Description of the task:
Search the records below for the word "Settings" and show every line where it occurs.

Exercise input:
Content starts

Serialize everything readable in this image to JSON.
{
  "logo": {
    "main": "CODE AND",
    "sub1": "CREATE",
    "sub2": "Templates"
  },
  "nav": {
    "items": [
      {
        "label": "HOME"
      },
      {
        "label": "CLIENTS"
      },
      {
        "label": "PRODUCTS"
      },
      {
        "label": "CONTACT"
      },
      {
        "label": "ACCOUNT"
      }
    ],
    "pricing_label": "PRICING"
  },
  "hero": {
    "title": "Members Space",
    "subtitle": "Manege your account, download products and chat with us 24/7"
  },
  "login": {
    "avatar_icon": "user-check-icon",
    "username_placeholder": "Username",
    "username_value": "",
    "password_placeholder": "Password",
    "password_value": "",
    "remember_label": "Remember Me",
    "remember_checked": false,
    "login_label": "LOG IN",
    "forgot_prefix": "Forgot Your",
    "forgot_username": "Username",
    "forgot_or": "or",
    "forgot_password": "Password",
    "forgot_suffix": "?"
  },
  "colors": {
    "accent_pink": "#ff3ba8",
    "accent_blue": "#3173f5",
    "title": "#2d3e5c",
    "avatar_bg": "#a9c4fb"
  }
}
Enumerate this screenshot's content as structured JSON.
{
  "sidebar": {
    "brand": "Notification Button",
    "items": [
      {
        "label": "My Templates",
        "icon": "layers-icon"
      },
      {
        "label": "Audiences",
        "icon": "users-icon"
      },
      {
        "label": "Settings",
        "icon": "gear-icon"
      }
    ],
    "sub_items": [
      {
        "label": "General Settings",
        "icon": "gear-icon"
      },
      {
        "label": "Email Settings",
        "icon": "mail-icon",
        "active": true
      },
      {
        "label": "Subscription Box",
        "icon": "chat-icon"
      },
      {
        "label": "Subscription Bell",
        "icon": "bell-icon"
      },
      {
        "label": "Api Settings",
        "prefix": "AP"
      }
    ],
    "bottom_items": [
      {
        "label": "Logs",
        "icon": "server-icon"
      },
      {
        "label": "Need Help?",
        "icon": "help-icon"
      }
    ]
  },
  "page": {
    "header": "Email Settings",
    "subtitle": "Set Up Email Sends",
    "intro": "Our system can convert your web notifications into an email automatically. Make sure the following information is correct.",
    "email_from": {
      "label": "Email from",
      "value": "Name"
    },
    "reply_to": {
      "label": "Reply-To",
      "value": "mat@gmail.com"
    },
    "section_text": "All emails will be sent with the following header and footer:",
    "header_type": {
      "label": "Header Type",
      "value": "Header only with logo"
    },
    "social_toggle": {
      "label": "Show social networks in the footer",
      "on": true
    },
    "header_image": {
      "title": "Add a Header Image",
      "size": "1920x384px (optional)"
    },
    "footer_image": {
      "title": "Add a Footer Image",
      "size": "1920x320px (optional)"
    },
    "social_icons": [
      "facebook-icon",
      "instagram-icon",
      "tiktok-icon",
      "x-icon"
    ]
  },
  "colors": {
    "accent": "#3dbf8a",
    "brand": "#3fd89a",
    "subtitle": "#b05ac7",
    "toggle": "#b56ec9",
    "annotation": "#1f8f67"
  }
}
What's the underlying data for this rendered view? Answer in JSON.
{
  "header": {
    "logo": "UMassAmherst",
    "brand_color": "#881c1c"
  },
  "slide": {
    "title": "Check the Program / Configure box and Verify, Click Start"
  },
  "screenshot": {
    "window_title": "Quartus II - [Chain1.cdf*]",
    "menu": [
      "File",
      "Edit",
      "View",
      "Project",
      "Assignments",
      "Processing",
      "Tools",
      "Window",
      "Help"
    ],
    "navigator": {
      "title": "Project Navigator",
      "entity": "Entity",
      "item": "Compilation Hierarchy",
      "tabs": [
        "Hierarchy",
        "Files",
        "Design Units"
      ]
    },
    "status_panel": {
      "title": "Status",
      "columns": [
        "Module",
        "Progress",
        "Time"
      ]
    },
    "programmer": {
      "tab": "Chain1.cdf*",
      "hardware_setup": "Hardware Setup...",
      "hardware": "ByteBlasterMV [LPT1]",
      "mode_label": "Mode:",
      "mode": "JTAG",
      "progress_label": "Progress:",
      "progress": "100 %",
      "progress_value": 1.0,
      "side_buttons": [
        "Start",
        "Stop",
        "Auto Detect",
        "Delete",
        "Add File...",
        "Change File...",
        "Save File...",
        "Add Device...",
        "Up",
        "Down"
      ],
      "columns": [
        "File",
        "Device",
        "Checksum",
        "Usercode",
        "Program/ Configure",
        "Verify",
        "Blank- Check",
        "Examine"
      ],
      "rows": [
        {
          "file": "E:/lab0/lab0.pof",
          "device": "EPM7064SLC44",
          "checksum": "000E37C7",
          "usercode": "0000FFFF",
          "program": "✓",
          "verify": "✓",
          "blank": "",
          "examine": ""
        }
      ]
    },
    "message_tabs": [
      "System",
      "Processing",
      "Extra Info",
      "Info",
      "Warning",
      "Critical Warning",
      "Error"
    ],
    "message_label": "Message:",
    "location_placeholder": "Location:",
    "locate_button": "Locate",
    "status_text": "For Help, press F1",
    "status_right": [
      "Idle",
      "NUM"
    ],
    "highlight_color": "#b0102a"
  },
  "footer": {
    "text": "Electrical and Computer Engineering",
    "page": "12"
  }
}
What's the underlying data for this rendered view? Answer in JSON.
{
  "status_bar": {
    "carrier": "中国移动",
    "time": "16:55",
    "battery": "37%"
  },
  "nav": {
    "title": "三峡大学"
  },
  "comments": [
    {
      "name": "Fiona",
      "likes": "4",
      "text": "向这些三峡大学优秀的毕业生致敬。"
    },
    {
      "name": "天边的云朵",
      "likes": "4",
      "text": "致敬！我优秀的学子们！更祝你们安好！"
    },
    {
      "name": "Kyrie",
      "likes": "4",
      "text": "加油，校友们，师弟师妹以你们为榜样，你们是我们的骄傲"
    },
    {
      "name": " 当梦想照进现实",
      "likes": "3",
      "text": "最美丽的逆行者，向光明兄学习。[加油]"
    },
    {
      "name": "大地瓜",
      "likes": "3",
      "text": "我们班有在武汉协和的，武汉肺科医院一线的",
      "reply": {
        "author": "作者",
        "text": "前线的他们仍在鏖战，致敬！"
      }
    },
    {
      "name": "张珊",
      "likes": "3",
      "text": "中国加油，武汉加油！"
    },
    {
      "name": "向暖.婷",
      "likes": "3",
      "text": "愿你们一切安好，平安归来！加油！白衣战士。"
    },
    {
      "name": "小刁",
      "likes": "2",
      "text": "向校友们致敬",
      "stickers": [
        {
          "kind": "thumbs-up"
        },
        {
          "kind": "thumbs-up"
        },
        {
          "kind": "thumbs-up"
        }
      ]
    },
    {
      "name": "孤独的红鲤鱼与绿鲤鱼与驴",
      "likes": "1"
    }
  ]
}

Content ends

Answer to the problem:
        "label": "Settings",
        "label": "General Settings",
        "label": "Email Settings",
        "label": "Api Settings",
    "header": "Email Settings",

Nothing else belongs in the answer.